== Segment start ==

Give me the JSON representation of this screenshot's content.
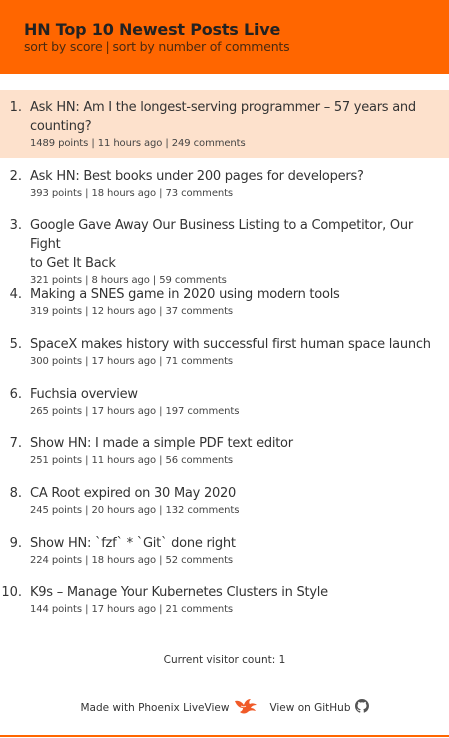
{
  "header": {
    "title": "HN Top 10 Newest Posts Live",
    "sort_score": "sort by score",
    "separator": "|",
    "sort_comments": "sort by number of comments"
  },
  "posts": [
    {
      "rank": "1.",
      "title_line1": "Ask HN: Am I the longest-serving programmer – 57 years and",
      "title_line2": "counting?",
      "points": "1489 points",
      "age": "11 hours ago",
      "comments": "249 comments"
    },
    {
      "rank": "2.",
      "title_line1": "Ask HN: Best books under 200 pages for developers?",
      "title_line2": "",
      "points": "393 points",
      "age": "18 hours ago",
      "comments": "73 comments"
    },
    {
      "rank": "3.",
      "title_line1": "Google Gave Away Our Business Listing to a Competitor, Our Fight",
      "title_line2": "to Get It Back",
      "points": "321 points",
      "age": "8 hours ago",
      "comments": "59 comments"
    },
    {
      "rank": "4.",
      "title_line1": "Making a SNES game in 2020 using modern tools",
      "title_line2": "",
      "points": "319 points",
      "age": "12 hours ago",
      "comments": "37 comments"
    },
    {
      "rank": "5.",
      "title_line1": "SpaceX makes history with successful first human space launch",
      "title_line2": "",
      "points": "300 points",
      "age": "17 hours ago",
      "comments": "71 comments"
    },
    {
      "rank": "6.",
      "title_line1": "Fuchsia overview",
      "title_line2": "",
      "points": "265 points",
      "age": "17 hours ago",
      "comments": "197 comments"
    },
    {
      "rank": "7.",
      "title_line1": "Show HN: I made a simple PDF text editor",
      "title_line2": "",
      "points": "251 points",
      "age": "11 hours ago",
      "comments": "56 comments"
    },
    {
      "rank": "8.",
      "title_line1": "CA Root expired on 30 May 2020",
      "title_line2": "",
      "points": "245 points",
      "age": "20 hours ago",
      "comments": "132 comments"
    },
    {
      "rank": "9.",
      "title_line1": "Show HN: `fzf` * `Git` done right",
      "title_line2": "",
      "points": "224 points",
      "age": "18 hours ago",
      "comments": "52 comments"
    },
    {
      "rank": "10.",
      "title_line1": "K9s – Manage Your Kubernetes Clusters in Style",
      "title_line2": "",
      "points": "144 points",
      "age": "17 hours ago",
      "comments": "21 comments"
    }
  ],
  "meta_separator": "|",
  "visitor_count": "Current visitor count: 1",
  "footer": {
    "made_with": "Made with Phoenix LiveView",
    "view_github": "View on GitHub",
    "phoenix_icon": "phoenix-icon",
    "github_icon": "github-icon"
  },
  "colors": {
    "header_bg": "#ff6600",
    "highlight_bg": "#fde1cc"
  }
}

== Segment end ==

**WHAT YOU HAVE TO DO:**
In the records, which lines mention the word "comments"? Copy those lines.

**TASK RESULT:**
    "sort_comments": "sort by number of comments"
      "comments": "249 comments"
      "comments": "73 comments"
      "comments": "59 comments"
      "comments": "37 comments"
      "comments": "71 comments"
      "comments": "197 comments"
      "comments": "56 comments"
      "comments": "132 comments"
      "comments": "52 comments"
      "comments": "21 comments"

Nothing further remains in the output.